"My manager laughed when I told him I wanted to make six figures as a new agent," she recalled. "You had to sell a lot of houses to do it." A year later the goal was met.
After becoming a top producer in the East Norwich office of Daniel Gale Real Estate, she worked for a few other firms but many closed down during the recession. In 2010, she and her attorney husband founded their own real estate firm, Homes by Mara Realty.
The firm has grown fast, selling $16 million in properties in 2011 and $39 million in 2012. The phone started ringing with more agents who wanted to work under her company's umbrella, and the company grew from five to 35 agents.
"I've only recruited one person out of the 35; everybody called me," she said. Now 45 years old, Navaretta says she's already sold $50 million in properties in 2013. Her new goal is to double her production within 5 years.
How did you make six figures as a new real estate agent?
Pounding the pavement, literally knocking on doors, cold calling, calling For Sale by Owners; everything that's uncomfortable I was willing to do. There's something called "expireds" which are homeowners that have been on the market but the Realtor was not able to sell their house, so then it expires on multiple listing. I'd call them and say, "If you want to re-list then I'll show you how I can sell your house."
What are your biggest obstacles?

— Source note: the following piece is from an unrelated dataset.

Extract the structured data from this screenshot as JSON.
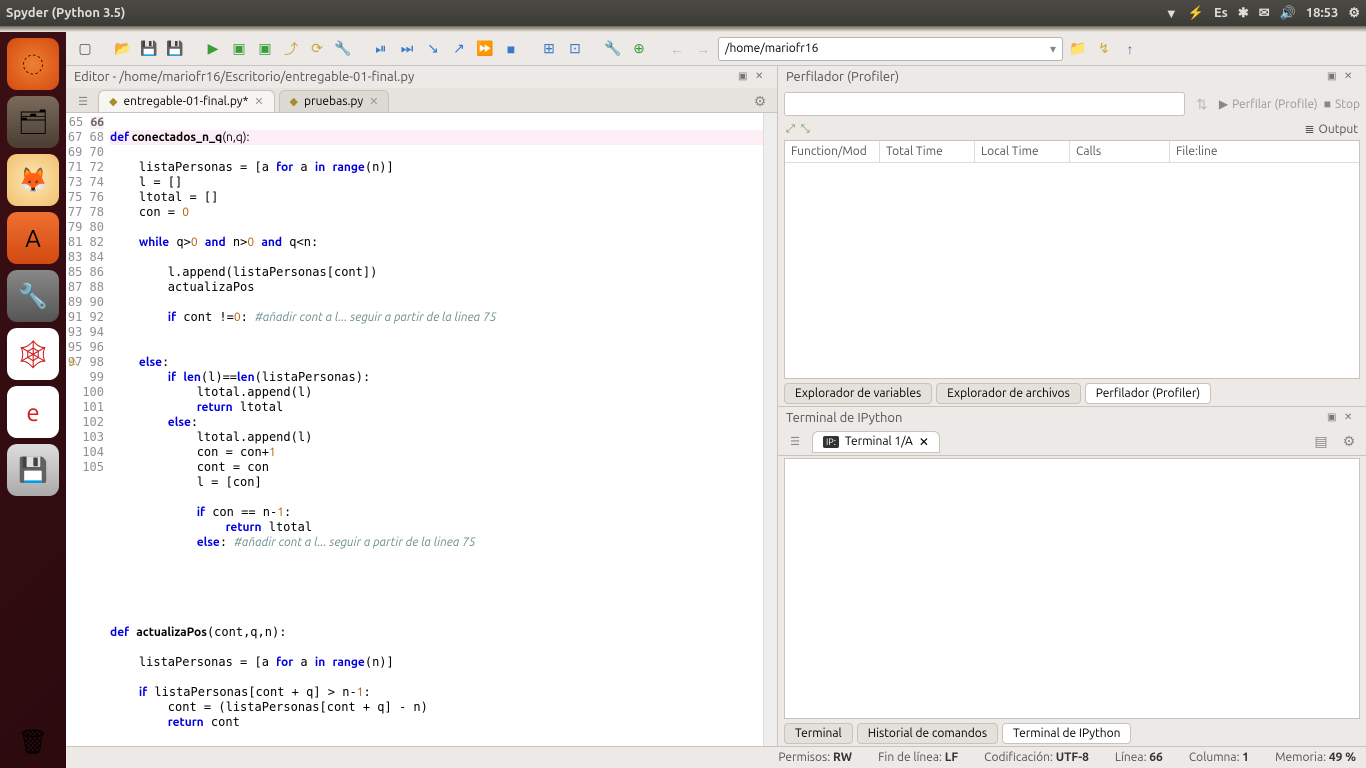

People -- personalities. Putting together the buyers and the sellers: The sellers think they've got gold and the buyers want their deal, but they want the deal of the century. So negotiating is the biggest part of our business. It's not about showing pretty houses. It's all about putting together two personalities . . . and negotiating to make everybody feel like they are the winner.
What trends are you seeing in Long Island real estate?
First-time home buyers are out in droves. Interest rates are remaining low, even though they've crept up. The North Shore, especially after [superstorm] Sandy, is really picking up at an incredible pace. If people are deciding between Syosset and Seaford, they're going to choose Syosset.
What makes it a tough business?
You run around [showing people properties] for six months: going to dinner, barbecues and family functions, and then they buy from somebody else. And there's a lot of rejection when you're looking to get a listing. . . . It's just a numbers game: you will eventually get that seller who wants to list with you.
What's your advice for new real estate agents who're picking their first company?
Find somebody who's going to support you; sometimes that means emotionally. Sales is a really tough game. I give agents one of my favorite books, "The Greatest Salesman In The World" by Og Mandino.
What does it mean to be productive as opposed to busy?
Making your goals. So with goal setting, if that means making 20 calls a day so that you could speak to five people and make one appointment, that's what productive is.
Name: Mara Navaretta, broker/owner, Homes by Mara Realty in Syosset.
What it does: Residential real estate sales.
Employees: 35 independent contractors -- 20 full time, 15 part time.
Revenue: $1.5 million.